Adopting an ecocentric view, on the other hand, helps us see our true place in the universe.  It is thus freeing, because the truth always sets us free–even as it imposes ethical restrictions on us as to how we relate to other beings.

Human beings are not outside of nature, but part of it.  The shift that’s needed is the equivalent of the Copernican revolution.  Copernicus saw that the earth revolved around the sun, not the sun around the earth, and the earth was no longer the center of the universe.  We need to see that the world does not revolve around humanity; that we are not in fact the center or the pinnacle of life on this planet which all else exists to serve.

As it becomes more and more clear that the end is approaching, and that there is not much we can do to halt its approach; as sea levels rise and storms get more frequent, as competition for resources increases to the point of wars over water rights, for example; we are likely to see humanity turn even more self-centered and ugly than it already is.  It is natural survival instinct at play.

But we can rise above our natural instincts.  We can choose to behave not from fear, but from love.  It will take immense moral courage, and it will take supportive community.  It will take adjusting our needs, so that we take into account the needs of other species and not just our own.

For instance, “For Kingsnorth, the notion that technology will stave off the most catastrophic effects of global warming is not just wrong, it’s repellent — a distortion of the proper relationship between humans and the natural world and evidence that in the throes of crisis, many environmentalists have abandoned the principle that “nature has some intrinsic, inherent value beyond the instrumental.” If we lose sight of that ideal in the name of saving civilization, he argues, if we allow ourselves to erect wind farms on every mountain and solar arrays in every desert, we will be accepting a Faustian bargain.” (Smith, 4/17/14)

People will need a forum in which to be honest about their sense of dread and loss.

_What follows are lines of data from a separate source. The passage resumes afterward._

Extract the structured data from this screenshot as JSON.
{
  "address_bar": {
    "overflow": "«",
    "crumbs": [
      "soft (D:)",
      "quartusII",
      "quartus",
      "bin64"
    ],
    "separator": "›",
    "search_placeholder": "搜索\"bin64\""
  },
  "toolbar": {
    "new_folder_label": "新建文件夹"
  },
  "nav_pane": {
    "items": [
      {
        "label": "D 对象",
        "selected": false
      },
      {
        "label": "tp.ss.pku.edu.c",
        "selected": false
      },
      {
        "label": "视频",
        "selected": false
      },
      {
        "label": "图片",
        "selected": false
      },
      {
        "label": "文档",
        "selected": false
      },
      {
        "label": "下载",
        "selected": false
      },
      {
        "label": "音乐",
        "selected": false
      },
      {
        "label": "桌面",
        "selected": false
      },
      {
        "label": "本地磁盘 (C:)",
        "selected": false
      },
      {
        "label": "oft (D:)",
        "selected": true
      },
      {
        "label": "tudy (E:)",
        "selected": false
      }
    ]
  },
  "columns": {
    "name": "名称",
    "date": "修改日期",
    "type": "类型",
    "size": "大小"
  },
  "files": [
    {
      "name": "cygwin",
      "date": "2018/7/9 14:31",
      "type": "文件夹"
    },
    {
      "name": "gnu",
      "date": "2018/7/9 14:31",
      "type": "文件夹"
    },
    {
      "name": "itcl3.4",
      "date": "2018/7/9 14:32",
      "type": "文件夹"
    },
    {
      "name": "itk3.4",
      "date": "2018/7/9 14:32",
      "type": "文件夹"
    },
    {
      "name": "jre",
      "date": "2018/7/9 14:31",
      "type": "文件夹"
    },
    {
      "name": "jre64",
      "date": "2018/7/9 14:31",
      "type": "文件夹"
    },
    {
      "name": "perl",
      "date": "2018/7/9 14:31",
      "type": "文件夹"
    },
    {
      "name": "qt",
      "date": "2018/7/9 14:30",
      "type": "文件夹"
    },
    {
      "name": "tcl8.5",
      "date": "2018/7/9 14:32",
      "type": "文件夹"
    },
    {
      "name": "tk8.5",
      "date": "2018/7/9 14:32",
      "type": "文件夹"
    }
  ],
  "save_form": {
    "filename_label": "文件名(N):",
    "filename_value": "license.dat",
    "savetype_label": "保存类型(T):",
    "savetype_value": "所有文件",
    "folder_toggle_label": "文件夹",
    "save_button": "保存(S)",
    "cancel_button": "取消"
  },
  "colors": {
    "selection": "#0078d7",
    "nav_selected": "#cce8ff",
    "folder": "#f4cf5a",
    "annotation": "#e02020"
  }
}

Faced with ecological collapse, there has to be a space in which we can grieve.   As the changes accelerate, as the losses accumulate, we will need to confront the reality of our situation, and the resulting feelings.  We will need to grieve, and we will need to do it together.   Our Unitarian Universalist congregations can offer such a forum.

In order to be in right relationship with the Earth, we need to ask her forgiveness.  Something like what the author of our reading did for the deer by the side of the road.

Dear Earth, We apologize for the system, our system, of people and machines and industries that are bringing about this meaningless destruction.  We apologize for the indifference, which we all share, that is bringing about this mutilation.  We apologize to our children and our children’s children, and the offspring of other species as well that we have brought this about.

Meanwhile, we keep doing all we can to honor the inherent worth and dignity of the natural world, we practice a reverence for life, we continue to find beauty in the world, even at sunset.  We continue, above all, to act from love, with nobility, generosity and beauty, recognizing our place in the interdependent web and accepting, with humility and grace, our situation.  There is still beauty and there is still meaning, and there is still much to do to make the world less bad.  Please join me in that work.